Contributions during World War I[edit]

A plaque listing the names of the members of the Newfoundland Royal Naval Reserve who died during World War I and have no known grave.

When World War I began Walter Edward Davidson, the governor of Newfoundland, committed to increasing the Reserve to 1000 men, and to do so relaxed some of the age and health requirements for joining. In less than a year that number was exceeded.
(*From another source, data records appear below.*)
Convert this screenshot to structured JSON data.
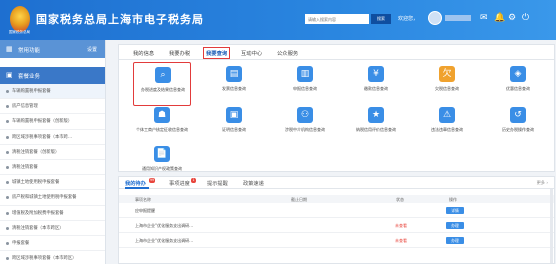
{
  "header": {
    "title": "国家税务总局上海市电子税务局",
    "emblem_caption": "国家税务总局",
    "search": {
      "placeholder": "请输入搜索内容",
      "button": "搜索"
    },
    "welcome": "欢迎您，"
  },
  "sidebar": {
    "section1": {
      "label": "常用功能",
      "action": "设置"
    },
    "section2": {
      "label": "套餐业务"
    },
    "items": [
      "车辆购置税申报套餐",
      "房产信息管理",
      "车辆购置税申报套餐（创新版）",
      "跨区域涉税事项套餐（本市跨…",
      "清税注销套餐（创新版）",
      "清税注销套餐",
      "城镇土地使用税申报套餐",
      "房产税和城镇土地使用税申报套餐",
      "增值税及附加税费申报套餐",
      "清税注销套餐（本市跨区）",
      "申报套餐",
      "跨区域涉税事项套餐（本市跨区）"
    ]
  },
  "main": {
    "tabs": [
      "我的信息",
      "我要办税",
      "我要查询",
      "互动中心",
      "公众服务"
    ],
    "selected_tab": "我要查询",
    "tiles": [
      {
        "label": "办税进度及结果信息查询",
        "icon": "progress-search-icon",
        "color": "#3a8ee6"
      },
      {
        "label": "发票信息查询",
        "icon": "invoice-icon",
        "color": "#3a8ee6"
      },
      {
        "label": "申报信息查询",
        "icon": "declaration-icon",
        "color": "#3a8ee6"
      },
      {
        "label": "缴款信息查询",
        "icon": "payment-icon",
        "color": "#3a8ee6"
      },
      {
        "label": "欠税信息查询",
        "icon": "tax-arrears-icon",
        "color": "#f0a22e"
      },
      {
        "label": "优惠信息查询",
        "icon": "preferential-icon",
        "color": "#3a8ee6"
      },
      {
        "label": "个体工商户核定征收信息查询",
        "icon": "merchant-icon",
        "color": "#3a8ee6"
      },
      {
        "label": "证明信息查询",
        "icon": "certificate-icon",
        "color": "#3a8ee6"
      },
      {
        "label": "涉税中介机构信息查询",
        "icon": "agency-icon",
        "color": "#3a8ee6"
      },
      {
        "label": "纳税信用评价信息查询",
        "icon": "credit-icon",
        "color": "#3a8ee6"
      },
      {
        "label": "违法违章信息查询",
        "icon": "violation-icon",
        "color": "#3a8ee6"
      },
      {
        "label": "历史办税操作查询",
        "icon": "history-icon",
        "color": "#3a8ee6"
      },
      {
        "label": "通用知识产权政策查询",
        "icon": "policy-icon",
        "color": "#3a8ee6"
      }
    ]
  },
  "bottom": {
    "tabs": [
      {
        "label": "我的待办",
        "badge": "99"
      },
      {
        "label": "事项进度",
        "badge": "1"
      },
      {
        "label": "提示提醒",
        "badge": ""
      },
      {
        "label": "政策速递",
        "badge": ""
      }
    ],
    "more": "更多 ›",
    "columns": [
      "事项名称",
      "截止日期",
      "状态",
      "操作"
    ],
    "rows": [
      {
        "name": "应申报提醒",
        "status": "",
        "action": "详情"
      },
      {
        "name": "上海市企业“优化服务支出调研…",
        "status": "未查看",
        "action": "办理"
      },
      {
        "name": "上海市企业“优化服务支出调研…",
        "status": "未查看",
        "action": "办理"
      }
    ]
  }
}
Unlike the Royal Newfoundland Regiment, which served as an intact unit, the men of the Naval Reserve were dispersed throughout the Royal Navy.[3] A list of those who served with the Naval Reserve between 1914 and 1918 is available on-line.[4] The members of the Naval Reserve are represented by a sailor holding a spyglass on the west wing of the Newfoundland National War Memorial in St. John's. Members of the Reserve who died during the war are honoured at the Beaumont-Hamel Newfoundland Memorial in France. [5] Sir Winston Churchill remarked that the Newfoundlanders were "the best small boat men in the world".[3]

References[edit]
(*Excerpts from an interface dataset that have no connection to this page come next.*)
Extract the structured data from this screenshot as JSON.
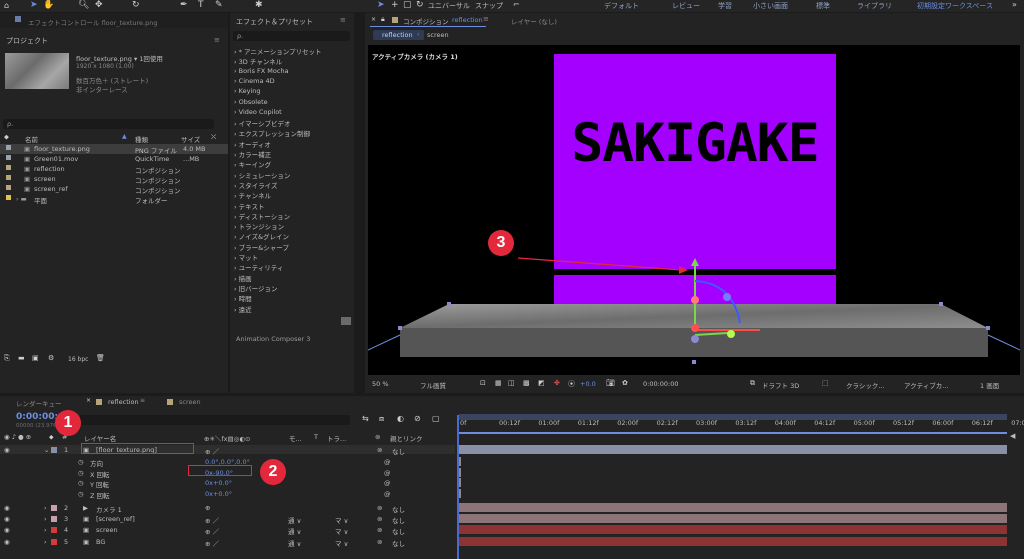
{
  "topbar": {
    "menu_universal": "ユニバーサル",
    "menu_snap": "スナップ",
    "workspaces": [
      "デフォルト",
      "レビュー",
      "学習",
      "小さい画面",
      "標準",
      "ライブラリ",
      "初期設定ワークスペース"
    ],
    "effect_control_tab": "エフェクトコントロール floor_texture.png"
  },
  "project": {
    "title": "プロジェクト",
    "file_name": "floor_texture.png ▾ 1回使用",
    "file_res": "1920 x 1080 (1.00)",
    "file_color": "数百万色＋ (ストレート)",
    "file_interlace": "非インターレース",
    "search_placeholder": "ρ.",
    "columns": {
      "name": "名前",
      "type": "種類",
      "size": "サイズ"
    },
    "items": [
      {
        "name": "floor_texture.png",
        "type": "PNG ファイル",
        "size": "4.0 MB",
        "color": "#9aa0ad",
        "selected": true
      },
      {
        "name": "Green01.mov",
        "type": "QuickTime",
        "size": "...MB",
        "color": "#9aa0ad"
      },
      {
        "name": "reflection",
        "type": "コンポジション",
        "size": "",
        "color": "#b8a47a"
      },
      {
        "name": "screen",
        "type": "コンポジション",
        "size": "",
        "color": "#b8a47a"
      },
      {
        "name": "screen_ref",
        "type": "コンポジション",
        "size": "",
        "color": "#b8a47a"
      },
      {
        "name": "平面",
        "type": "フォルダー",
        "size": "",
        "color": "#e0c34a"
      }
    ],
    "bpc": "16 bpc"
  },
  "effects": {
    "title": "エフェクト＆プリセット",
    "search_placeholder": "ρ.",
    "items": [
      "* アニメーションプリセット",
      "3D チャンネル",
      "Boris FX Mocha",
      "Cinema 4D",
      "Keying",
      "Obsolete",
      "Video Copilot",
      "イマーシブビデオ",
      "エクスプレッション制御",
      "オーディオ",
      "カラー補正",
      "キーイング",
      "シミュレーション",
      "スタイライズ",
      "チャンネル",
      "テキスト",
      "ディストーション",
      "トランジション",
      "ノイズ&グレイン",
      "ブラー&シャープ",
      "マット",
      "ユーティリティ",
      "描画",
      "旧バージョン",
      "時間",
      "遠近"
    ],
    "footer": "Animation Composer 3"
  },
  "viewer": {
    "tab_label": "コンポジション",
    "tab_comp": "reflection",
    "layer_tab": "レイヤー (なし)",
    "breadcrumb": [
      "reflection",
      "screen"
    ],
    "camera_label": "アクティブカメラ (カメラ 1)",
    "logo_text": "SAKIGAKE",
    "zoom": "50 %",
    "quality": "フル画質",
    "exposure": "+0.0",
    "timecode": "0:00:00:00",
    "renderer": "ドラフト 3D",
    "renderer_mode": "クラシック...",
    "view": "アクティブカ...",
    "views_count": "1 画面"
  },
  "timeline": {
    "render_queue": "レンダーキュー",
    "comp_tab": "reflection",
    "comp_tab2": "screen",
    "timecode": "0:00:00:00",
    "timecode_sub": "00000 (23.976 fps)",
    "col_layer_name": "レイヤー名",
    "col_mode": "モ...",
    "col_t": "T",
    "col_track": "トラ...",
    "col_parent": "親とリンク",
    "ruler": [
      "0f",
      "00:12f",
      "01:00f",
      "01:12f",
      "02:00f",
      "02:12f",
      "03:00f",
      "03:12f",
      "04:00f",
      "04:12f",
      "05:00f",
      "05:12f",
      "06:00f",
      "06:12f",
      "07:0"
    ],
    "layers": [
      {
        "num": "1",
        "name": "[floor_texture.png]",
        "color": "#8a8fa8",
        "parent": "なし"
      },
      {
        "num": "2",
        "name": "カメラ 1",
        "color": "#c9a0a8",
        "parent": "なし"
      },
      {
        "num": "3",
        "name": "[screen_ref]",
        "color": "#c9a0a8",
        "parent": "なし"
      },
      {
        "num": "4",
        "name": "screen",
        "color": "#d23c3c",
        "parent": "なし"
      },
      {
        "num": "5",
        "name": "BG",
        "color": "#d23c3c",
        "parent": "なし"
      }
    ],
    "props": [
      {
        "name": "方向",
        "value": "0.0°,0.0°,0.0°"
      },
      {
        "name": "X 回転",
        "value": "0x-90.0°"
      },
      {
        "name": "Y 回転",
        "value": "0x+0.0°"
      },
      {
        "name": "Z 回転",
        "value": "0x+0.0°"
      }
    ],
    "mode_value": "通 ∨",
    "mask_value": "マ ∨"
  },
  "callouts": [
    "1",
    "2",
    "3"
  ],
  "colors": {
    "purple": "#a300ff",
    "accent_blue": "#6d8ee0",
    "callout_red": "#e4283b"
  }
}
  1. ^ a b "For King and Country" Stanley I. Hillier and the Newfoundland Royal Naval Reserve". Retrieved 2008-12-06. 
  2. ^ Mark C. Hunter, To Employ and Uplift Them: The Newfoundland Naval Reserve, 1899-1926 (St. John's, NL: ISER Books, 2009), pp. 33-63 and "Maritime History On-line Catalogue". Retrieved 2008-12-07. 
  3. ^ a b c "Newfoundland and the Great War: Royal Naval Reserve". Newfoundland and Labrador Heritage Web Project. Retrieved 2008-12-06. 
  4. ^ Dave Ficken. "Nominal Roll Index (1914-1918)". The Newfoundland Great War Heritage Project. Retrieved 2008-12-07. 
  5. ^ "Beaumont-Hamel Newfoundland Memorial". Veterans Affairs Canada. Retrieved 2008-12-08.